As various modifications could be made in the constructions and methods herein described and illustrated without departing from the scope of the invention, it is intended that all matter contained in the foregoing description or shown in the accompanying drawings shall be interpreted as illustrative rather than limiting.
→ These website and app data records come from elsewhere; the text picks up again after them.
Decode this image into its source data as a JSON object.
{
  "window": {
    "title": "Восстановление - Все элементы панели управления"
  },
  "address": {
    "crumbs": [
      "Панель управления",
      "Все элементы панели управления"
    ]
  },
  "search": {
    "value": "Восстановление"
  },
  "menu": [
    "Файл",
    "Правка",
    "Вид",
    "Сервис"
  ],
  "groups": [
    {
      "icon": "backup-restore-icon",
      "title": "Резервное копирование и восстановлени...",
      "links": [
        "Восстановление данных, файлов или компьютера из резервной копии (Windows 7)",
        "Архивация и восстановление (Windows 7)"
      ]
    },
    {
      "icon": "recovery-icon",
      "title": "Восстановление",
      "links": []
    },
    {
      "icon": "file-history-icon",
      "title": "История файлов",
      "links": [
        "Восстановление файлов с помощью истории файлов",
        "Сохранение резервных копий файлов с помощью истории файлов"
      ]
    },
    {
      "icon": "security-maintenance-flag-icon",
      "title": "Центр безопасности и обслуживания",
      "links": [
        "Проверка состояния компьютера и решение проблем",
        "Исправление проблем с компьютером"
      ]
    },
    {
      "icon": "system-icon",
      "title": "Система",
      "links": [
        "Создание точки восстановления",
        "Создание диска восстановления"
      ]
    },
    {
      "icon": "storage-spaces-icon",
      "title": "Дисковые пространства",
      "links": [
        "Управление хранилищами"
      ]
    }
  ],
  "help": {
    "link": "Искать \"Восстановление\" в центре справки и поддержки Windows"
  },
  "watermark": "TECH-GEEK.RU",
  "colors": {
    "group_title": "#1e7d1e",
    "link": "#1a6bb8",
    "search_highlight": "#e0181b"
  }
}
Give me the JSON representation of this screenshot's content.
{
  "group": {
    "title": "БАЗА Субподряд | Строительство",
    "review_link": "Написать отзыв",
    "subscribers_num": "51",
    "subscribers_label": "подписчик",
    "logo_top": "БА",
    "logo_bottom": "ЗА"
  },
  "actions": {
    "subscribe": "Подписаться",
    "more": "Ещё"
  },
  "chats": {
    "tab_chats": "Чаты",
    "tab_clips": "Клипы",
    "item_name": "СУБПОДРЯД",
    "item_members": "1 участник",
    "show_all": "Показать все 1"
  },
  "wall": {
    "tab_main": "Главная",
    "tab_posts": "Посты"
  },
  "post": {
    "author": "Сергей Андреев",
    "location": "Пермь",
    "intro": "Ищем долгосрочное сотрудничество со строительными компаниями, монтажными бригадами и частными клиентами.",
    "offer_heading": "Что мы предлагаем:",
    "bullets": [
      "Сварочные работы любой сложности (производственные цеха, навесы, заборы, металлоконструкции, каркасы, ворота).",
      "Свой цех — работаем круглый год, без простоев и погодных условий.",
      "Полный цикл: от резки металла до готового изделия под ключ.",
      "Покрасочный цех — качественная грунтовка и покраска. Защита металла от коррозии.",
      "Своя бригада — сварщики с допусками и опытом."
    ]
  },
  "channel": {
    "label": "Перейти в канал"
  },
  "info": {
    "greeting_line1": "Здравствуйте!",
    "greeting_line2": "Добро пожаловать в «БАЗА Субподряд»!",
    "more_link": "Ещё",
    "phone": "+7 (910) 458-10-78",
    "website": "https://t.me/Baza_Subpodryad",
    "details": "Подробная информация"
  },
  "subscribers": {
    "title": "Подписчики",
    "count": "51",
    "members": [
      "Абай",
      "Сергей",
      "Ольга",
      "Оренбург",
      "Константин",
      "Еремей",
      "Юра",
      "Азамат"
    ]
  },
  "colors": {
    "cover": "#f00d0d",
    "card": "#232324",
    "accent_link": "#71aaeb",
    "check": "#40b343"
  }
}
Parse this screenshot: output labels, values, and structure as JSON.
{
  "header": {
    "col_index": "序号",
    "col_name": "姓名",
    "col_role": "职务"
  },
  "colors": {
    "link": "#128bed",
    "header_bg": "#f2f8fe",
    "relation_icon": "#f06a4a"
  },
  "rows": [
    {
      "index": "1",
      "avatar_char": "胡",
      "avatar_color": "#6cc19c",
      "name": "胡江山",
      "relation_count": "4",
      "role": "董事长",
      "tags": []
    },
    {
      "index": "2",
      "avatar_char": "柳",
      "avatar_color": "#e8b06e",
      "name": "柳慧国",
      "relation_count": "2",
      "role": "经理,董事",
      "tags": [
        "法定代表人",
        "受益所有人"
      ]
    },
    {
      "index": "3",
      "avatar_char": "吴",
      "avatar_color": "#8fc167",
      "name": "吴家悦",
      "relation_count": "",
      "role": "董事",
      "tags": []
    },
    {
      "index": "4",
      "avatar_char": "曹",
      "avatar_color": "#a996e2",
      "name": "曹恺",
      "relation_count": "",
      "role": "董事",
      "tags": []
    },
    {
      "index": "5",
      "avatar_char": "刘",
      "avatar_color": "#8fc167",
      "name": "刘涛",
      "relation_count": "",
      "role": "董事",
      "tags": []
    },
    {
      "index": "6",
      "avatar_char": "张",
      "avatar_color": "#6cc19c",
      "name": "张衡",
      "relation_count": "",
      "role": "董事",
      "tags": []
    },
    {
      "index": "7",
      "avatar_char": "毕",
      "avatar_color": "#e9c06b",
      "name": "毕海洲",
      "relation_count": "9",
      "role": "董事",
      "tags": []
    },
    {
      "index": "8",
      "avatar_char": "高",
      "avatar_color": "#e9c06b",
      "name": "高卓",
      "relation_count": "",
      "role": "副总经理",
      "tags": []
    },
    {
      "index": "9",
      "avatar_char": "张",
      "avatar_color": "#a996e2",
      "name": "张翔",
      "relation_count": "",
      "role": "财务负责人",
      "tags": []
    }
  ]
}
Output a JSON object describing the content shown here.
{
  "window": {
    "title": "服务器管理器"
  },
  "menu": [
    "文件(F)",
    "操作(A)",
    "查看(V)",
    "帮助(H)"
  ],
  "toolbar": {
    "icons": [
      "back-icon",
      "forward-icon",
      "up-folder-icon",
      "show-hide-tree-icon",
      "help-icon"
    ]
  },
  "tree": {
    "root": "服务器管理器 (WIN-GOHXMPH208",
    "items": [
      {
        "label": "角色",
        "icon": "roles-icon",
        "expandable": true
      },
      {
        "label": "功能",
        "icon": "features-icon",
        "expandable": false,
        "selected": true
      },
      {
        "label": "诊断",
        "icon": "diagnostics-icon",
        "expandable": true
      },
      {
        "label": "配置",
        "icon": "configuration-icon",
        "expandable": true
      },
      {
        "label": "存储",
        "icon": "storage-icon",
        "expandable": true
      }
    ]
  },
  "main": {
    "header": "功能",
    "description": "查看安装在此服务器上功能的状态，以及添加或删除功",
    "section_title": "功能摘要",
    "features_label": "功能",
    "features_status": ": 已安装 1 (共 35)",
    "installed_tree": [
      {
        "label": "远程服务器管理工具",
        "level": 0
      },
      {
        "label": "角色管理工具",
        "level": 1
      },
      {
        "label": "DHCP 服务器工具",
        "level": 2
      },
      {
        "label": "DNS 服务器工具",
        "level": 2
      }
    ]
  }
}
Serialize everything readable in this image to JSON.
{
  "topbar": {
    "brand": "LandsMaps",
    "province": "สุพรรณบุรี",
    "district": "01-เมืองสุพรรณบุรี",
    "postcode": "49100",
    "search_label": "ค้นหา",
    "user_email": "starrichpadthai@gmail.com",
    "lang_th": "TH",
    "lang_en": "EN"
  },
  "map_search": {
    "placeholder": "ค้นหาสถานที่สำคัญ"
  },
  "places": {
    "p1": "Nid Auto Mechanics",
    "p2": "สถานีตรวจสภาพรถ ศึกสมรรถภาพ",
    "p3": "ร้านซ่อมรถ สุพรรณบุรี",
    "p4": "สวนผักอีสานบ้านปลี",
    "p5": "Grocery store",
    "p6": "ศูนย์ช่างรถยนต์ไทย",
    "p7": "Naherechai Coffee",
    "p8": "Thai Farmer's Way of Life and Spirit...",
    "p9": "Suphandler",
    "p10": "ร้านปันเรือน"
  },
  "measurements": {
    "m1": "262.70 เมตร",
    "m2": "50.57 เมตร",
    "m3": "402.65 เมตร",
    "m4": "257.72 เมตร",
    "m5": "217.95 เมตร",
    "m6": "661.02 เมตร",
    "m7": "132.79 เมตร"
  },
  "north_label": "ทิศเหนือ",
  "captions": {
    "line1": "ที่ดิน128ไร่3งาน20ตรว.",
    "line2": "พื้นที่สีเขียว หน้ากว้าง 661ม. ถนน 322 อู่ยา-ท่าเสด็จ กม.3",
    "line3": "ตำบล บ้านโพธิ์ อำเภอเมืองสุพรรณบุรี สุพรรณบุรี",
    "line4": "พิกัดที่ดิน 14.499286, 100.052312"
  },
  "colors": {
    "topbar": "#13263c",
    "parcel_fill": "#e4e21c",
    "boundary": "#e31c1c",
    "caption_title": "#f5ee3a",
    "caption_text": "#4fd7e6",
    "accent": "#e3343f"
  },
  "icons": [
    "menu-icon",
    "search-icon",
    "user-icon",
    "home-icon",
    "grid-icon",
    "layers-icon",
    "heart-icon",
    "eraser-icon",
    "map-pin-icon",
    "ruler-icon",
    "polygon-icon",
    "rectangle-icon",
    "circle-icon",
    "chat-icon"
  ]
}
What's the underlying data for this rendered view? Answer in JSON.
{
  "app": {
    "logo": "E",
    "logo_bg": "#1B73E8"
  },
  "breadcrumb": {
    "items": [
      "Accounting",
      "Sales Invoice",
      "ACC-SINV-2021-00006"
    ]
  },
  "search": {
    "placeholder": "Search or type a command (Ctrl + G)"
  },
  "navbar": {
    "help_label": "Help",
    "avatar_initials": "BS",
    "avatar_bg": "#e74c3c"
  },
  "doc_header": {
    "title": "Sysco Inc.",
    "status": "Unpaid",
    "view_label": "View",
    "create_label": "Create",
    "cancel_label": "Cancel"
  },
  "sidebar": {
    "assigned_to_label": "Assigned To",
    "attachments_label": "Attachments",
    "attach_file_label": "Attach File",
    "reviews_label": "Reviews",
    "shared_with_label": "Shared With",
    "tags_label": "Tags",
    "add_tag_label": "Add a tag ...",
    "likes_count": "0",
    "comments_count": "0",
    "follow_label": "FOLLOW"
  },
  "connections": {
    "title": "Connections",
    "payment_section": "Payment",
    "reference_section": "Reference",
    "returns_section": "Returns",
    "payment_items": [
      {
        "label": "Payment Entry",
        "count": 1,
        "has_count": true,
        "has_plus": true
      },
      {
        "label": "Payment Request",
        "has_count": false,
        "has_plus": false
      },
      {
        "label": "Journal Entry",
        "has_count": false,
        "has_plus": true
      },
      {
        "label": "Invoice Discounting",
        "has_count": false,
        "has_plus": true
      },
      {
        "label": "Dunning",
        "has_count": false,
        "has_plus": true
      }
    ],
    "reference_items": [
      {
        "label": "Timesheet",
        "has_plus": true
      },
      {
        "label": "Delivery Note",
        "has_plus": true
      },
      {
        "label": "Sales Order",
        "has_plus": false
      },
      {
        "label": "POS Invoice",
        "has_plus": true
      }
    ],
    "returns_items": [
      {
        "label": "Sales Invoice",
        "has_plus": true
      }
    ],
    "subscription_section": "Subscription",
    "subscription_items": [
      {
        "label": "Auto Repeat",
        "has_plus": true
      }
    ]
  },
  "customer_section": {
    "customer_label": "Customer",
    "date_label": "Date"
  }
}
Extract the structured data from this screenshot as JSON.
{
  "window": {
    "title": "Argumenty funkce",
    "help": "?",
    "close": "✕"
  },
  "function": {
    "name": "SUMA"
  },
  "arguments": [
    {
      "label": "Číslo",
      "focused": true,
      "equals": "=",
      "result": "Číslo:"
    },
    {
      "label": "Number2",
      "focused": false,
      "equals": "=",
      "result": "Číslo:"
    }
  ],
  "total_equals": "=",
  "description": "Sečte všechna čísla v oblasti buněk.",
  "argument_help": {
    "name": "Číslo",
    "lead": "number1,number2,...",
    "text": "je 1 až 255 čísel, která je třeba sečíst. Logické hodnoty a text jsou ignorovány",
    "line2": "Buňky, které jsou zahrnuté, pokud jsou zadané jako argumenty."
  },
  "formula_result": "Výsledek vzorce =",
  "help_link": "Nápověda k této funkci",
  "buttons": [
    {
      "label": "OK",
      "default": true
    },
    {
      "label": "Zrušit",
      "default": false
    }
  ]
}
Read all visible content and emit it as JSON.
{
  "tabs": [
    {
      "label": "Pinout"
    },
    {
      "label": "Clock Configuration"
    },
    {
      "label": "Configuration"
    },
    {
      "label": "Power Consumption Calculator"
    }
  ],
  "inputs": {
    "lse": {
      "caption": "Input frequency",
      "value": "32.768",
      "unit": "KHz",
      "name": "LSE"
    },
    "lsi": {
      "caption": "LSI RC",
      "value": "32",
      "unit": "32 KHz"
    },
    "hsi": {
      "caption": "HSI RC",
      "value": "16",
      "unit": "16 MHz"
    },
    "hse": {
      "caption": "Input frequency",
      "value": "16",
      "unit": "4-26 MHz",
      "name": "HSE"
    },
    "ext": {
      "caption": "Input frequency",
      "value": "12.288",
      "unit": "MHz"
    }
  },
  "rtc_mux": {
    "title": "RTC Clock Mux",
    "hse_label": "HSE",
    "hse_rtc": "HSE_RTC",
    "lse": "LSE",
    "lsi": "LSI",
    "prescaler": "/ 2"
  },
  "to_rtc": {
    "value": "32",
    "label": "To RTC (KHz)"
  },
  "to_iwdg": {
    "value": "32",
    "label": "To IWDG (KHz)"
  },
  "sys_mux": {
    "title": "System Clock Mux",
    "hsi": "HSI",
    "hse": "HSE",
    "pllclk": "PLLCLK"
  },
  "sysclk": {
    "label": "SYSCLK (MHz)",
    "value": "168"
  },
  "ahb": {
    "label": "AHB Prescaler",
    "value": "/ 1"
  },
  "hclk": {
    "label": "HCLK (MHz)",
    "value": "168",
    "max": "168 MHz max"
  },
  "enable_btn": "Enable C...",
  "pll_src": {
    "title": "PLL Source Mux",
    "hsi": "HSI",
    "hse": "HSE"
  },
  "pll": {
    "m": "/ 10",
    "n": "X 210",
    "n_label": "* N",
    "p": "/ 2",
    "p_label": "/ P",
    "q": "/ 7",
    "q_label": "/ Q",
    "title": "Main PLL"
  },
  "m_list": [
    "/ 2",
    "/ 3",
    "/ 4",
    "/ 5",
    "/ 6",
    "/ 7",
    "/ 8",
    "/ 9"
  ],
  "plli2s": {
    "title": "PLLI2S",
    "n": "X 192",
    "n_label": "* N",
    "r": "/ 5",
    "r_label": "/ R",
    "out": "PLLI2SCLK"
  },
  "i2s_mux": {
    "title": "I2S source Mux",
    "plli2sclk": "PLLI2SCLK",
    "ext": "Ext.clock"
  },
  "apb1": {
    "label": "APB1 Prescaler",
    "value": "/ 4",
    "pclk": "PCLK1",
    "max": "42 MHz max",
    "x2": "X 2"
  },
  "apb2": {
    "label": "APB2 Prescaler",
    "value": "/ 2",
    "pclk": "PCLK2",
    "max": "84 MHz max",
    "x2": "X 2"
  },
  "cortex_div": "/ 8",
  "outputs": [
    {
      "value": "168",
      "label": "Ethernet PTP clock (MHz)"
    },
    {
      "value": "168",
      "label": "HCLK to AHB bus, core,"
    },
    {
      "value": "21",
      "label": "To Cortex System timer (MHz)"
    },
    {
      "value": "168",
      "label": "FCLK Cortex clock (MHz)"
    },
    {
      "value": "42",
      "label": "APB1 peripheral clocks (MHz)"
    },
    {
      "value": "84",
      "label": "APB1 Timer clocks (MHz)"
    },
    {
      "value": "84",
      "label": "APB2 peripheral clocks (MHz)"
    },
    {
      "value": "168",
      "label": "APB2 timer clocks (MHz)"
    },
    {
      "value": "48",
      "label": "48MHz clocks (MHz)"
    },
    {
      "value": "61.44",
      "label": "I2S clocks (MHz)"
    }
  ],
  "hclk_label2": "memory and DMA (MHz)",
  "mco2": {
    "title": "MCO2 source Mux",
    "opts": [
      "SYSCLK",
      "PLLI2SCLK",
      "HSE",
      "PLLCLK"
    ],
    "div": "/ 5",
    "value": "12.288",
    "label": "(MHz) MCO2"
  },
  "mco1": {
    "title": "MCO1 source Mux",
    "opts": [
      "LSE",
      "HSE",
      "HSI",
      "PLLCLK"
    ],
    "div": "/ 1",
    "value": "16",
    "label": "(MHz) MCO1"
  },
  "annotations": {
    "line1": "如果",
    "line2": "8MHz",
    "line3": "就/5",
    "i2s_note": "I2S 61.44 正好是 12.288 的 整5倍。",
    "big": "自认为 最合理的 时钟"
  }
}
Thus, the breadth and scope of the present invention should not be limited by any of the above-described exemplary embodiments, but should be defined only in accordance with the following claims appended hereto and their equivalents.

Referenced by
Citing PatentFiling datePublication dateApplicantTitle
US7771484 *Feb 28, 2006Aug 10, 2010Howmedica Osteonics Corp.Modular tibial implant
US7987869 *Dec 12, 2008Aug 2, 2011Masco Corporation Of IndianaValve stem holding device
US8834473Mar 22, 2010Sep 16, 2014Smith & Nephew, Inc.Lockable orientation instrument assembly
US9028501 *May 31, 2012May 12, 2015Depuy (Ireland)Tibial orthopaedic surgical instruments and method of using same
US9078710 *Dec 12, 2012Jul 14, 2015Wright Medical Technology, Inc.Orthopedic compression/distraction device
US9089343Sep 14, 2012Jul 28, 2015Smith & Nephew, Inc.Locking instrument assembly
US20130317501 *Nov 8, 2011Nov 28, 2013Depuy (Ireland)Surgical instrument system, surgical alignment guide and surgical rod
US20130325018 *May 31, 2012Dec 5, 2013Kyle B. ThomasTibial orthopaedic surgical instruments and method of using same
US20140163575 *Dec 12, 2012Jun 12, 2014Wright Medical Technology, Inc.Orthopedic compression/distraction device
WO2011119534A2 *Mar 22, 2011Sep 29, 2011Smith & Nephew, Inc.Lockable orientation instrument assembly
Classifications
U.S. Classification606/62
International ClassificationA61B17/56
Cooperative ClassificationA61B17/154, A61B17/1717, A61B2017/00477, A61B17/1764, Y10T279/17299, Y10T279/17538, Y10T279/17504
European ClassificationA61B17/17J, A61B17/15K
Legal Events
DateCodeEventDescription
Oct 1, 2008ASAssignment
Owner name: SMITH & NEPHEW, INC., TENNESSEE
Free format text: ASSIGNMENT OF ASSIGNORS INTEREST;ASSIGNORS:DEES, ROGER RYAN, JR.;YEAGER, JEFFREY N.;REEL/FRAME:021615/0889
Effective date: 20081001